Numerous members of the public have written to us expressing their bewilderment at the violence of Israel’s 22-day attack on Gaza killing upwards of 1,300 people and wounding 4,200. To many witnessing the onslaught on their TV screens (especially Al Jazeera) this appeared to be an act of state sadism.
Israeli forces repeatedly bombed schools (including UN schools), medical centres, hospitals, ambulances, UN buildings, power plants, sewage plants, roads, bridges and civilian homes.
On January 15, Helpdoctors.org reported that Al Quds hospital had been “again the target of bombing”. Some 50 patients, 30 in wheelchairs, fled as the burning hospital was “totally destroyed”.
The hospital’s medical director said, “My heart is crying,” as he described how intensive care patients and premature babies in incubators were wheeled onto the street in the middle of the night.
On January 19, UN official John Ging said half a million people in Gaza had been without water since the conflict began — huge numbers were without power. Four thousand homes have been ruined and tens of thousands of people are homeless.
It is now known that the Israeli army (the IDF) used white phosphorus incendiary weapons – designed to burst over a wide area and burn to the bone — against civilian targets, including hospitals and UN buildings. The use of these weapons against civilians is a war crime.

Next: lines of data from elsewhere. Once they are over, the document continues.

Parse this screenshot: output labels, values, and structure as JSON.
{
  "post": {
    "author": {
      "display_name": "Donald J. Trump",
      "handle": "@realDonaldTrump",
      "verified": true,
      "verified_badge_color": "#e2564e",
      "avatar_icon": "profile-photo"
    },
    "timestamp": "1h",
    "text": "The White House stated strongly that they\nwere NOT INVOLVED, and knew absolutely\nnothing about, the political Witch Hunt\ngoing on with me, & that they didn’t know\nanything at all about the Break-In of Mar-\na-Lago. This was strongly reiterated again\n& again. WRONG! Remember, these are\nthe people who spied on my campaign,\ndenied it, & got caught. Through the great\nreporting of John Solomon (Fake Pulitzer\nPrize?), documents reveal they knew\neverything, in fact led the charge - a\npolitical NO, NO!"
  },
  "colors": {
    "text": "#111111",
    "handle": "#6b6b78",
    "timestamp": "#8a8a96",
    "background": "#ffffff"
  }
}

Surgeons in Gaza have reported numerous, unusual cases where bomb victims had lost both legs rather than one, raising suspicions that the Israeli military used Dense Inert Metal Explosive (Dime) bombs — experimental weapons that generate micro-shrapnel that burns and destroys everything within a four-metre radius. Dr. Erik Fosse, a Norwegian surgeon, commented:
We suspect they used Dime weapons because we saw cases of huge amputations or flesh torn off the lower parts of the body. The pressure wave [from a Dime device] moves from the ground upwards and that’s why the majority of patients have huge injuries to the lower part of the body and abdomen… The problem is that most of the patients I saw were children. If they [the Israelis] are trying to be accurate, it seems obvious these weapons were aimed at children.1
The IDF also used hideous “flachette bombs” — high-tech nail bombs that shower victims with small metal darts that penetrate flesh and bone.
The BBC: Impartial or Immoral?
Despite this carnage, despite the fact that 89% of Gaza’s 1.5 million residents have received no humanitarian aid since Israel began its assault, the Guardian notes that the BBC has refused to broadcast a national humanitarian appeal for Gaza, “leaving aid agencies with a potential shortfall of millions of pounds in donations.”2
The Disasters Emergency Committee (DEC), an umbrella organisation for 13 aid charities, launched its Gaza appeal yesterday saying the devastation was “so huge that British aid agencies were compelled to act.”2
By refusing to give free airtime to the appeal, the BBC made a rare decision to breach an agreement dating back to 1963. Other broadcasters then also rejected it. The DEC’s chief executive, Brendan Gormley, said:
“We are used to our appeal getting into every household and offering a safe and necessary way for people to respond. This time we will have to work a lot harder because we won’t have the free airtime or the powerful impact of appearing on every TV and radio station.”2
A BBC website article defending the BBC’s refusal to broadcast the Gaza appeal, asserted:
“The BBC decision was made because of question marks about the delivery of aid in a volatile situation and also to avoid any risk of compromising public confidence in the BBC’s impartiality in the context of an ongoing news story.”
Gormley rejected the BBC’s claim that there were question marks about the delivery of aid, saying 100 lorries a day were entering Gaza. He also challenged the alleged problem with “impartiality”:
“We are totally apolitical and are driven by the principles of the Geneva conventions in terms of impartiality and neutrality. This appeal is a response to those humanitarian principles. The BBC seems to be confusing impartiality with equal airtime.”2
ITV said: “The DEC asked all broadcasters if they could support the appeal. We (the broadcasters) assessed the DEC’s requirements carefully against the agreed criteria and we were unable to reach the consensus necessary for an appeal.”2
Sky said: “We were considering this request internally when the DEC contacted us to let us know that the BBC had decided not to broadcast the appeal at this time. As, by convention, if all broadcasters do not carry the appeal then none do, the decision was effectively made for us.”2
This immoral and callous decision by the BBC in response to the suffering of the people of Gaza should not go unchallenged.
- Patrick O’Connor, ‘Reports reveal devastation wreaked by Israeli military in Gaza,’ World Socialist Web Site, January 20, 2008. [↩]
- Jenny Percival, ‘Broadcasters refuse to air Gaza charity appeal,’ The Guardian, January 23, 2008. [↩] [↩] [↩] [↩] [↩] [↩]